If you have not paid your tax liability, the IRS and the NCDOR will begin sending you notices. These notices start the IRS and NCDOR enforced collection process.
If you ignore the notices, the IRS and NCDOR will become increasingly more insistent in their payment demands through enforced collection. The IRS and NCDOR collection processes can seriously disrupt your business and employment relationships and negatively impact your credit rating.
The experienced tax lawyers at Raleigh, North Carolina-based Murray Moyer, PLLC have in depth experience with IRS and NCDOR collection process practices and procedures.
Taxpayer Options to Stop Enforced Collection Process
Option 1: Payment in Full
The first and best option available to taxpayers is to simply pay the entire tax liability in full. Based on the amount of your tax liability, it may be wise to borrow funds, obtain a cash advance, or pay by credit card because the interest charged on these payment methods may be less than the interest and late payment penalties imposed by the tax laws.
Option 2: Request an Extension
If you cannot pay the entire tax liability in full, the IRS may be willing to defer payment. If you need extra time to access funds to pay the amount owed, the IRS may grant an extension.
Option 3: Currently Not Collectible
If your financial situation is such that paying anything will create a hardship, the IRS can place you in currently not collectible status. This will temporarily suspend collection activity against you. The amount you owe, however, will continue to accrue interest and penalties.
Option 4: Installment Agreement
If you cannot full pay your tax liabilities, but you can afford a limited monthly payment, you can request an installment agreement. There is a fee to set up an installment agreement, and interest penalties continue to accrue until the balance is paid in full. Payments under an installment agreement will include an interest charge computed on the unpaid balance.
Option 5: Offer in Compromise
If you have few assets and little prospect of generating sufficient income to pay the liability in full, you may be allowed to settle the tax liability for less than the full amount owed through an offer in compromise.
Option 6: Bankruptcy
Another alternative for a taxpayer facing IRS collection is to file a petition in bankruptcy. Certain taxpayers may be eligible to discharge income taxes in bankruptcy if they meet certain rules, restrictions, and limitations set forth in the Bankruptcy Code.
IRS Enforced Collection Alternatives
The IRS may take the following actions to collect the tax:
- File a Notice of Federal Tax Lien (“NFTL”) – A federal tax lien is a legal claim to your property. The federal lien arises when the tax liability is assessed and continues until the amount assessed is paid in full or becomes unenforceable. A federal lien will hurt your credit and make it more difficult for you to borrow money to pay your tax debts.
- Levy, Seizure and Garnishment – The IRS is permitted by statute to levy (seize) your home, cars, or other property and, if necessary, sell the property at a public auction to generate proceeds to satisfy the unpaid tax liability. The IRS may garnish your wages, bank accounts, retirement income, or Social Security benefits. You have the opportunity to request a due process hearing prior to the IRS seizing your assets.

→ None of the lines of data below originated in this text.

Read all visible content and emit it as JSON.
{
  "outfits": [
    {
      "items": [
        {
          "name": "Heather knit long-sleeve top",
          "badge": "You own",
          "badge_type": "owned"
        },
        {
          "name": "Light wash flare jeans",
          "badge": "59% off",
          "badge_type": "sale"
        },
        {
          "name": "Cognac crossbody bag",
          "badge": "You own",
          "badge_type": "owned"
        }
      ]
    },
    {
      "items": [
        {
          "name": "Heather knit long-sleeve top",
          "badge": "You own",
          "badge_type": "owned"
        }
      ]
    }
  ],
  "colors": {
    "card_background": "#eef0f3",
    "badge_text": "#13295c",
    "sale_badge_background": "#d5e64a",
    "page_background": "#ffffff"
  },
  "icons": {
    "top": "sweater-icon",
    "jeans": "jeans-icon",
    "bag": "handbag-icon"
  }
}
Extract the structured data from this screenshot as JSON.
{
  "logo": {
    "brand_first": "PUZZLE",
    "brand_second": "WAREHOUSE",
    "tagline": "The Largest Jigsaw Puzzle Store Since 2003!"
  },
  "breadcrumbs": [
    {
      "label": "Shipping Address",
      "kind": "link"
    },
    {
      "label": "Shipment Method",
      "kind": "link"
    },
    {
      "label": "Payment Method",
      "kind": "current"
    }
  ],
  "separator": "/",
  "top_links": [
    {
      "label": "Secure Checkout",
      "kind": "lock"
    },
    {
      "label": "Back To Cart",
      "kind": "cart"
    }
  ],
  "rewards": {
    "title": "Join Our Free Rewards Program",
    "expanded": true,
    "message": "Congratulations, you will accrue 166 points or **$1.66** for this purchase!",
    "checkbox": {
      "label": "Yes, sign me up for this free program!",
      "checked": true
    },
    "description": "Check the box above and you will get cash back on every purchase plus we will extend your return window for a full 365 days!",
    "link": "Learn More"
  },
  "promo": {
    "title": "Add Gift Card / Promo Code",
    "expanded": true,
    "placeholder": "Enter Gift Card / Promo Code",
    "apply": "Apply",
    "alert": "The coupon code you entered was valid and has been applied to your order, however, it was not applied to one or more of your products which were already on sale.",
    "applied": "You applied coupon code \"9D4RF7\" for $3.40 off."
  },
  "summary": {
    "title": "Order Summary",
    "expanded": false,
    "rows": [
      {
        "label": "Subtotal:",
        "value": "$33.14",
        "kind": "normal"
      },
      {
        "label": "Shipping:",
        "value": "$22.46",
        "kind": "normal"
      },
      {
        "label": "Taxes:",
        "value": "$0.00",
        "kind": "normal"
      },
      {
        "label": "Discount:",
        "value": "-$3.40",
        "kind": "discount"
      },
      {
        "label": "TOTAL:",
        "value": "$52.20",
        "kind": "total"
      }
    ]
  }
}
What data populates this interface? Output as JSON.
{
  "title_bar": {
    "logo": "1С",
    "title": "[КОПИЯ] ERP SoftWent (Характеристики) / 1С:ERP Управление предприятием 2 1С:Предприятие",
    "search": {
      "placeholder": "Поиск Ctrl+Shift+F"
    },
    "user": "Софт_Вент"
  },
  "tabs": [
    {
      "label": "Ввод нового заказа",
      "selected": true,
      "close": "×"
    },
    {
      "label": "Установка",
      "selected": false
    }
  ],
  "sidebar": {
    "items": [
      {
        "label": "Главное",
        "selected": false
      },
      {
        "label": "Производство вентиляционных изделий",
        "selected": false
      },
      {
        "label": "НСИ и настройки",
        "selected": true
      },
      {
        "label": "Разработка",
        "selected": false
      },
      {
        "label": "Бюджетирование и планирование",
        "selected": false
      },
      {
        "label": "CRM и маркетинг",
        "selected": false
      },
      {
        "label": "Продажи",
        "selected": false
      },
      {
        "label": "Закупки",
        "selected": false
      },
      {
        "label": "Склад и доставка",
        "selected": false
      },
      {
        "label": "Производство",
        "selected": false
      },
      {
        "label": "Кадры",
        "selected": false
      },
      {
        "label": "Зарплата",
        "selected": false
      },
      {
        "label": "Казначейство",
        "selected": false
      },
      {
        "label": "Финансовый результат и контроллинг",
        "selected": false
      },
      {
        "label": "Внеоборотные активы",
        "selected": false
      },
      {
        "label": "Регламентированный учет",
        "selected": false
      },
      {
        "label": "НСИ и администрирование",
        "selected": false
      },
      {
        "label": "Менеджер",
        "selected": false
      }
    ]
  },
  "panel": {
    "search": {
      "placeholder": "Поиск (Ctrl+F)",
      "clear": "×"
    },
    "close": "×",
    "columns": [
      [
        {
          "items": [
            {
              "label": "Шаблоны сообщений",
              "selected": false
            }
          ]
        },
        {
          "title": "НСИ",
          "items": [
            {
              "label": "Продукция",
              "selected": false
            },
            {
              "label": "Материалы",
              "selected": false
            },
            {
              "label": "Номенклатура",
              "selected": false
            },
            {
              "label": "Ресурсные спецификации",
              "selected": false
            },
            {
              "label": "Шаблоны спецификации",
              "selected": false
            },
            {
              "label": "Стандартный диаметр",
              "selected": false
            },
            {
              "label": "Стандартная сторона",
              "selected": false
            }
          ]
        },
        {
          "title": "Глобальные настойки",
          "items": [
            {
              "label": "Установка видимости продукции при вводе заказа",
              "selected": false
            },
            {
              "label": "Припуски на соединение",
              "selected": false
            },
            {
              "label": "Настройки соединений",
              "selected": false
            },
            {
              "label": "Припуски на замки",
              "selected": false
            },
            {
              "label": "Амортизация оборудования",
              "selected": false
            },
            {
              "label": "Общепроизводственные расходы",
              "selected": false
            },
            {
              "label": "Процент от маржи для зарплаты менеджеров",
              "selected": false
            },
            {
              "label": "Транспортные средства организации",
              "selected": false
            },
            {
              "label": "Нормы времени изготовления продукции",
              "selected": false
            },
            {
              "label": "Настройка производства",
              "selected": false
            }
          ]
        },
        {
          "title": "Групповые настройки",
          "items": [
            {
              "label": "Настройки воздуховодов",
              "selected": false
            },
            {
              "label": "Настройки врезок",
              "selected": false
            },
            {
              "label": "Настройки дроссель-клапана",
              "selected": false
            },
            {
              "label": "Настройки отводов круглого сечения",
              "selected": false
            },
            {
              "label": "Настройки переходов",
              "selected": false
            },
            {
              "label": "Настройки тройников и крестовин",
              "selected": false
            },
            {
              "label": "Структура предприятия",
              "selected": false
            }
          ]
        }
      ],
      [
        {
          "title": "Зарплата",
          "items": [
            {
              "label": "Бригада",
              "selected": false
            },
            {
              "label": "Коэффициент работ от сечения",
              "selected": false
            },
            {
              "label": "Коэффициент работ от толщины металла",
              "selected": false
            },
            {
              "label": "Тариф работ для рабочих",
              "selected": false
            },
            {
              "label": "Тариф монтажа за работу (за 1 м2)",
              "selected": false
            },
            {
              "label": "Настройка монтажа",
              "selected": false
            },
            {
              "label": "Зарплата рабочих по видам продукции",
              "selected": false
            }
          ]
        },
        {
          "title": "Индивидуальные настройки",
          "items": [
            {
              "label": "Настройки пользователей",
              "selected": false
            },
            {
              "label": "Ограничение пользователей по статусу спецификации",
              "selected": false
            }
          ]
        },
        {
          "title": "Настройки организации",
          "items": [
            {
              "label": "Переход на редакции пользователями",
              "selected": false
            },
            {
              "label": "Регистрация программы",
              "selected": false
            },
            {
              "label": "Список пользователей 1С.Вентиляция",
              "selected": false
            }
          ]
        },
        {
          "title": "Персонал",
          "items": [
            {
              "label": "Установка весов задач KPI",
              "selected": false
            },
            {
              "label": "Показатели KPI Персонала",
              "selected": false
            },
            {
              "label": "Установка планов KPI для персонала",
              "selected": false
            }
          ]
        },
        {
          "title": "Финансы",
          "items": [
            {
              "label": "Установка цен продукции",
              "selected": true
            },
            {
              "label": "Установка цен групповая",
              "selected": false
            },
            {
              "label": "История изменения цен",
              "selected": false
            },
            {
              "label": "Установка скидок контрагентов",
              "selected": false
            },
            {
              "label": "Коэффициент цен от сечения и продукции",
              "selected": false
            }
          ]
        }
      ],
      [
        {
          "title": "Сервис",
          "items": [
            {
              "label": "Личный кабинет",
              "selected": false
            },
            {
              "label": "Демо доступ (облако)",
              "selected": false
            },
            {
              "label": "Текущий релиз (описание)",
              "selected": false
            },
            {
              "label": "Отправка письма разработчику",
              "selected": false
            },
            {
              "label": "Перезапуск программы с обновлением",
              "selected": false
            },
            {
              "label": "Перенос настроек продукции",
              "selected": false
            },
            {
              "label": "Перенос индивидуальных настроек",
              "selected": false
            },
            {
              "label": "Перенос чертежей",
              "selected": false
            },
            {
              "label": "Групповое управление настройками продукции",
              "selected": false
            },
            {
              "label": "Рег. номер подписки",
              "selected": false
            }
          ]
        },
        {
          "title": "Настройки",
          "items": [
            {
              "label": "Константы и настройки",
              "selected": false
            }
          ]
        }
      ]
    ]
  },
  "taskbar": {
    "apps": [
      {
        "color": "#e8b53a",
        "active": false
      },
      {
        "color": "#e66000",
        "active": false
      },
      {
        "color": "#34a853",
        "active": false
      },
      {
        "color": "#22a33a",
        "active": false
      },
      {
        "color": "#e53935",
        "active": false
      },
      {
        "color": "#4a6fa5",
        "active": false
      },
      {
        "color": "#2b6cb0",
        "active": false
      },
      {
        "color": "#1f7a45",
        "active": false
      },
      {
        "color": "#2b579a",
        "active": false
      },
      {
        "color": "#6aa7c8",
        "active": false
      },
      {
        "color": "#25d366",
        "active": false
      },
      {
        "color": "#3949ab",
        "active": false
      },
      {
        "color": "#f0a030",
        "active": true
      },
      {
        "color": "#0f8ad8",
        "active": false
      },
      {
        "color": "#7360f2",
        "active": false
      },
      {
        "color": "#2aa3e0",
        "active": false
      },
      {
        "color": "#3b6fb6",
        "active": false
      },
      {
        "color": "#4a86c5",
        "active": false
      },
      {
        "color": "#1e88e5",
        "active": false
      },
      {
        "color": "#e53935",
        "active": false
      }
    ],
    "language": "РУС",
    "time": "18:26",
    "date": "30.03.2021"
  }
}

- Offsetting tax refunds – Finally, the IRS will apply current and future federal and state refunds until you have paid down the balance on your unpaid tax liabilities.